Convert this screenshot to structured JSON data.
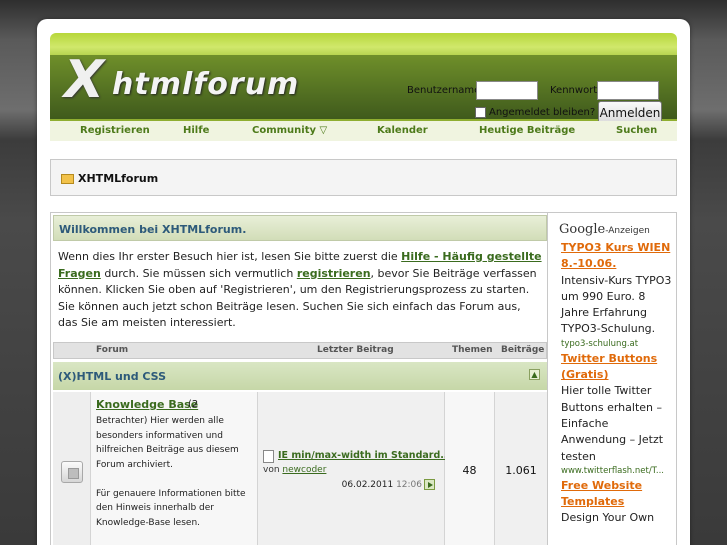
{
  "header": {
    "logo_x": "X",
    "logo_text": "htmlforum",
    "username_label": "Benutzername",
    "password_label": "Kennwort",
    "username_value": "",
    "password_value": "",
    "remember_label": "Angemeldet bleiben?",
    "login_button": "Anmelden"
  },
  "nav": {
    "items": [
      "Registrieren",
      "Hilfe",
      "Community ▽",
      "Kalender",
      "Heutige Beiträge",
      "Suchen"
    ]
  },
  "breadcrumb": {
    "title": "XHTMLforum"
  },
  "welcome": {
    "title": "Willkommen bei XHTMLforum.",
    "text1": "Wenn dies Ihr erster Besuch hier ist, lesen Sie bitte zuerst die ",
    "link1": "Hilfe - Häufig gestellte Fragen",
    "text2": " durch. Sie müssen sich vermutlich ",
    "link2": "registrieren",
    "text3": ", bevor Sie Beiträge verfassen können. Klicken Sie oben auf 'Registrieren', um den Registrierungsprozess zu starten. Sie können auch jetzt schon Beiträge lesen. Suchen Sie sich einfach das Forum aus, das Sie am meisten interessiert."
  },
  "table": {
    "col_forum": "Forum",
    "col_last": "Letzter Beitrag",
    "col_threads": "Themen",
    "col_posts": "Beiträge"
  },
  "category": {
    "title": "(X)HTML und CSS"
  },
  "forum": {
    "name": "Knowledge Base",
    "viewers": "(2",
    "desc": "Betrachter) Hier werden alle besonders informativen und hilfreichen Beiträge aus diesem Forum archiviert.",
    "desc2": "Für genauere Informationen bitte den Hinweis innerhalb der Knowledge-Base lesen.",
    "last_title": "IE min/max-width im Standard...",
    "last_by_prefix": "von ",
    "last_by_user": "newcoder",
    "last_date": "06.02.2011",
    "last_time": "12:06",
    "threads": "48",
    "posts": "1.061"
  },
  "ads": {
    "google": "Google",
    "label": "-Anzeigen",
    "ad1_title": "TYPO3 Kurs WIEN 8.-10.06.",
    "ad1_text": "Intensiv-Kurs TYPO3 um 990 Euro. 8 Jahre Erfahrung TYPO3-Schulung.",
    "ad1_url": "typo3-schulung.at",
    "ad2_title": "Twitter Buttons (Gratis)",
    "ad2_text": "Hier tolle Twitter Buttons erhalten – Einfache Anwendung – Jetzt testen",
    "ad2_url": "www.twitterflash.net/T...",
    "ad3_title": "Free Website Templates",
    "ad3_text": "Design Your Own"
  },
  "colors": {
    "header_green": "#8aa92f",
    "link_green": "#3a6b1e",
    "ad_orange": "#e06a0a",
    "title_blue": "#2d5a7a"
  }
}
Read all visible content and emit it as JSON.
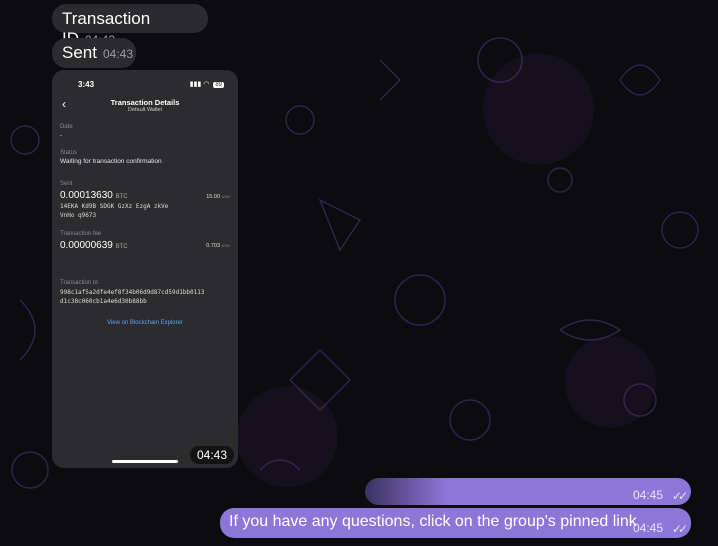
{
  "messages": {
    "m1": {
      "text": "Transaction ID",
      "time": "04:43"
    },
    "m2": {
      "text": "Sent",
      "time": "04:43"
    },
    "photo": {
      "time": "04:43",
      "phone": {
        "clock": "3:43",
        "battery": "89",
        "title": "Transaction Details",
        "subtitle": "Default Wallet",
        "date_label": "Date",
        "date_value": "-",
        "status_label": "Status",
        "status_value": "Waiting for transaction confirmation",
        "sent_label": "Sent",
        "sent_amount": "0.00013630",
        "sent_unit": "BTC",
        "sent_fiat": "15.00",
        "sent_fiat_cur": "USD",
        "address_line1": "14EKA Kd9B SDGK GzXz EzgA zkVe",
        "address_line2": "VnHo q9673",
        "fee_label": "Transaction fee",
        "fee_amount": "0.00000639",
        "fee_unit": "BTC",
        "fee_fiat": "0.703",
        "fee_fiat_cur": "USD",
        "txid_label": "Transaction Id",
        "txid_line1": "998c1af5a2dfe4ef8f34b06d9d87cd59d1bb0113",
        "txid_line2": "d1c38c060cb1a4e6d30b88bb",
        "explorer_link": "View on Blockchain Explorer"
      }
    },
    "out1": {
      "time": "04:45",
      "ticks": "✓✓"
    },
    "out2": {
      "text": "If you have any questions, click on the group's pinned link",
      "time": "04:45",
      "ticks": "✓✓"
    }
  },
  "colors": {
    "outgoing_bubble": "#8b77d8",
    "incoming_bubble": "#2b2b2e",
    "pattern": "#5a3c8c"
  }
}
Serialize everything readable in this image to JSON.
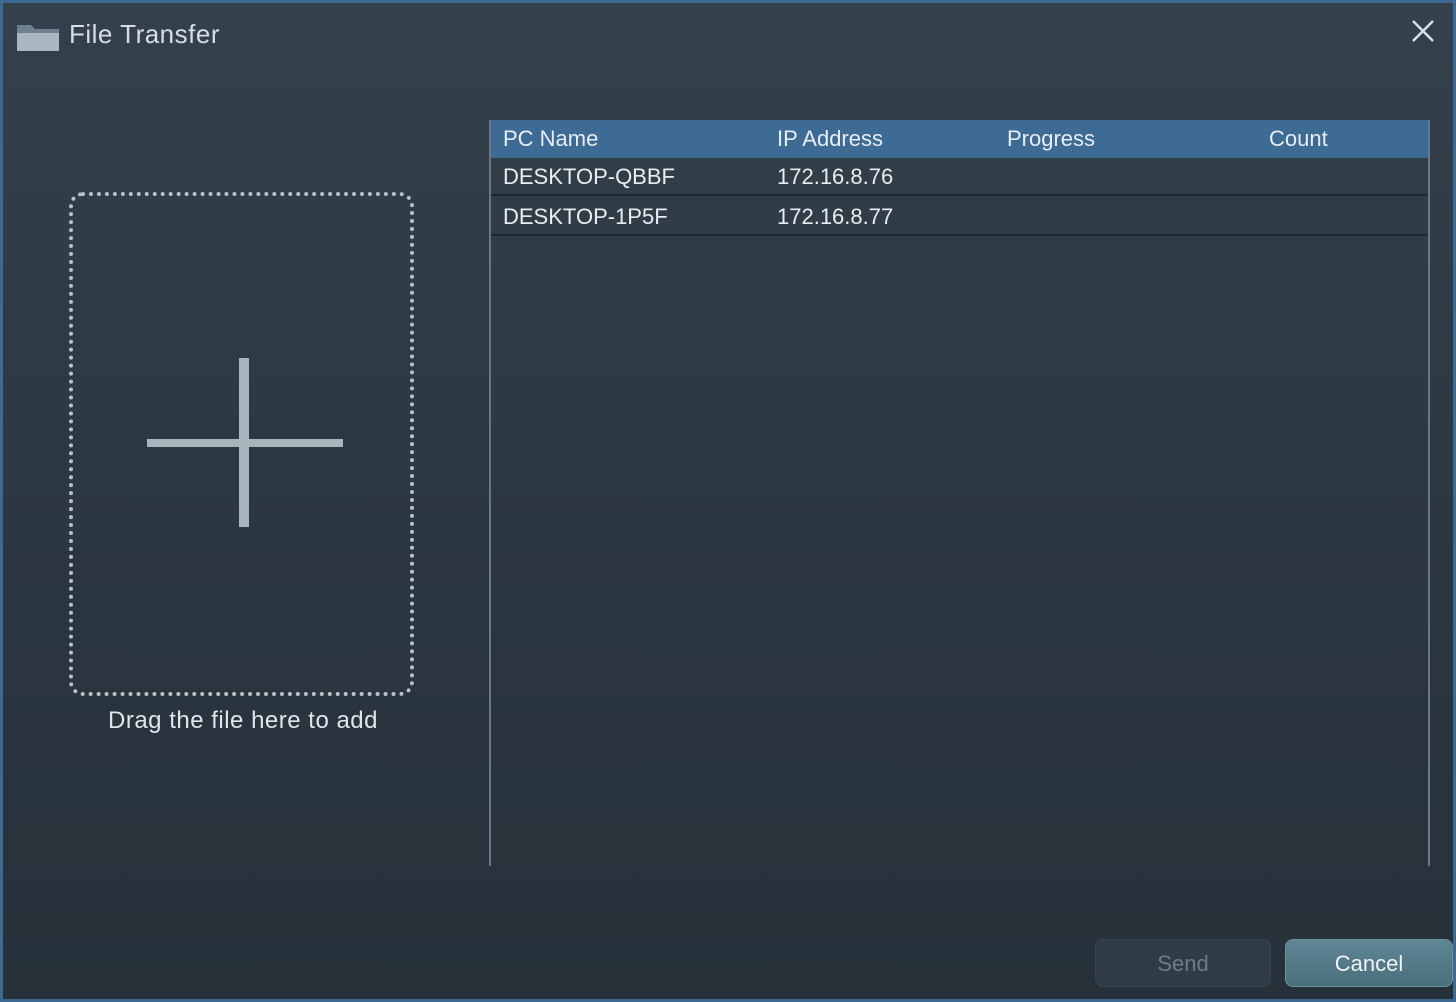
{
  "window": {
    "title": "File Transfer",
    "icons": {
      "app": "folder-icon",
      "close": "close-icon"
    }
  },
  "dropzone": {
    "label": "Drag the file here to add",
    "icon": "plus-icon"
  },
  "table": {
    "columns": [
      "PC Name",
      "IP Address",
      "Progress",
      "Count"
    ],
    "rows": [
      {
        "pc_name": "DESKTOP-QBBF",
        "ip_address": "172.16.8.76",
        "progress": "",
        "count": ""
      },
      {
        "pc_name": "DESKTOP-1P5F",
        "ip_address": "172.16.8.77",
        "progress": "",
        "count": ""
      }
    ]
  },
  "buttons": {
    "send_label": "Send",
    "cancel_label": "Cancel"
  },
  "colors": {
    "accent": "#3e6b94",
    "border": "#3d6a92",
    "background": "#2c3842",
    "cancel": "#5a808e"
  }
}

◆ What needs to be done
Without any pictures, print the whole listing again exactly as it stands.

◆ Completed task
Convert this screenshot to structured JSON data.
{
  "header": {
    "logo_x": "X",
    "logo_text": "htmlforum",
    "username_label": "Benutzername",
    "password_label": "Kennwort",
    "username_value": "",
    "password_value": "",
    "remember_label": "Angemeldet bleiben?",
    "login_button": "Anmelden"
  },
  "nav": {
    "items": [
      "Registrieren",
      "Hilfe",
      "Community ▽",
      "Kalender",
      "Heutige Beiträge",
      "Suchen"
    ]
  },
  "breadcrumb": {
    "title": "XHTMLforum"
  },
  "welcome": {
    "title": "Willkommen bei XHTMLforum.",
    "text1": "Wenn dies Ihr erster Besuch hier ist, lesen Sie bitte zuerst die ",
    "link1": "Hilfe - Häufig gestellte Fragen",
    "text2": " durch. Sie müssen sich vermutlich ",
    "link2": "registrieren",
    "text3": ", bevor Sie Beiträge verfassen können. Klicken Sie oben auf 'Registrieren', um den Registrierungsprozess zu starten. Sie können auch jetzt schon Beiträge lesen. Suchen Sie sich einfach das Forum aus, das Sie am meisten interessiert."
  },
  "table": {
    "col_forum": "Forum",
    "col_last": "Letzter Beitrag",
    "col_threads": "Themen",
    "col_posts": "Beiträge"
  },
  "category": {
    "title": "(X)HTML und CSS"
  },
  "forum": {
    "name": "Knowledge Base",
    "viewers": "(2",
    "desc": "Betrachter) Hier werden alle besonders informativen und hilfreichen Beiträge aus diesem Forum archiviert.",
    "desc2": "Für genauere Informationen bitte den Hinweis innerhalb der Knowledge-Base lesen.",
    "last_title": "IE min/max-width im Standard...",
    "last_by_prefix": "von ",
    "last_by_user": "newcoder",
    "last_date": "06.02.2011",
    "last_time": "12:06",
    "threads": "48",
    "posts": "1.061"
  },
  "ads": {
    "google": "Google",
    "label": "-Anzeigen",
    "ad1_title": "TYPO3 Kurs WIEN 8.-10.06.",
    "ad1_text": "Intensiv-Kurs TYPO3 um 990 Euro. 8 Jahre Erfahrung TYPO3-Schulung.",
    "ad1_url": "typo3-schulung.at",
    "ad2_title": "Twitter Buttons (Gratis)",
    "ad2_text": "Hier tolle Twitter Buttons erhalten – Einfache Anwendung – Jetzt testen",
    "ad2_url": "www.twitterflash.net/T...",
    "ad3_title": "Free Website Templates",
    "ad3_text": "Design Your Own"
  },
  "colors": {
    "header_green": "#8aa92f",
    "link_green": "#3a6b1e",
    "ad_orange": "#e06a0a",
    "title_blue": "#2d5a7a"
  }
}
Read all visible content and emit it as JSON.
{
  "messages": {
    "m1": {
      "text": "Transaction ID",
      "time": "04:43"
    },
    "m2": {
      "text": "Sent",
      "time": "04:43"
    },
    "photo": {
      "time": "04:43",
      "phone": {
        "clock": "3:43",
        "battery": "89",
        "title": "Transaction Details",
        "subtitle": "Default Wallet",
        "date_label": "Date",
        "date_value": "-",
        "status_label": "Status",
        "status_value": "Waiting for transaction confirmation",
        "sent_label": "Sent",
        "sent_amount": "0.00013630",
        "sent_unit": "BTC",
        "sent_fiat": "15.00",
        "sent_fiat_cur": "USD",
        "address_line1": "14EKA Kd9B SDGK GzXz EzgA zkVe",
        "address_line2": "VnHo q9673",
        "fee_label": "Transaction fee",
        "fee_amount": "0.00000639",
        "fee_unit": "BTC",
        "fee_fiat": "0.703",
        "fee_fiat_cur": "USD",
        "txid_label": "Transaction Id",
        "txid_line1": "998c1af5a2dfe4ef8f34b06d9d87cd59d1bb0113",
        "txid_line2": "d1c38c060cb1a4e6d30b88bb",
        "explorer_link": "View on Blockchain Explorer"
      }
    },
    "out1": {
      "time": "04:45",
      "ticks": "✓✓"
    },
    "out2": {
      "text": "If you have any questions, click on the group's pinned link",
      "time": "04:45",
      "ticks": "✓✓"
    }
  },
  "colors": {
    "outgoing_bubble": "#8b77d8",
    "incoming_bubble": "#2b2b2e",
    "pattern": "#5a3c8c"
  }
}
Serialize everything readable in this image to JSON.
{
  "window": {
    "title": "File Transfer",
    "icons": {
      "app": "folder-icon",
      "close": "close-icon"
    }
  },
  "dropzone": {
    "label": "Drag the file here to add",
    "icon": "plus-icon"
  },
  "table": {
    "columns": [
      "PC Name",
      "IP Address",
      "Progress",
      "Count"
    ],
    "rows": [
      {
        "pc_name": "DESKTOP-QBBF",
        "ip_address": "172.16.8.76",
        "progress": "",
        "count": ""
      },
      {
        "pc_name": "DESKTOP-1P5F",
        "ip_address": "172.16.8.77",
        "progress": "",
        "count": ""
      }
    ]
  },
  "buttons": {
    "send_label": "Send",
    "cancel_label": "Cancel"
  },
  "colors": {
    "accent": "#3e6b94",
    "border": "#3d6a92",
    "background": "#2c3842",
    "cancel": "#5a808e"
  }
}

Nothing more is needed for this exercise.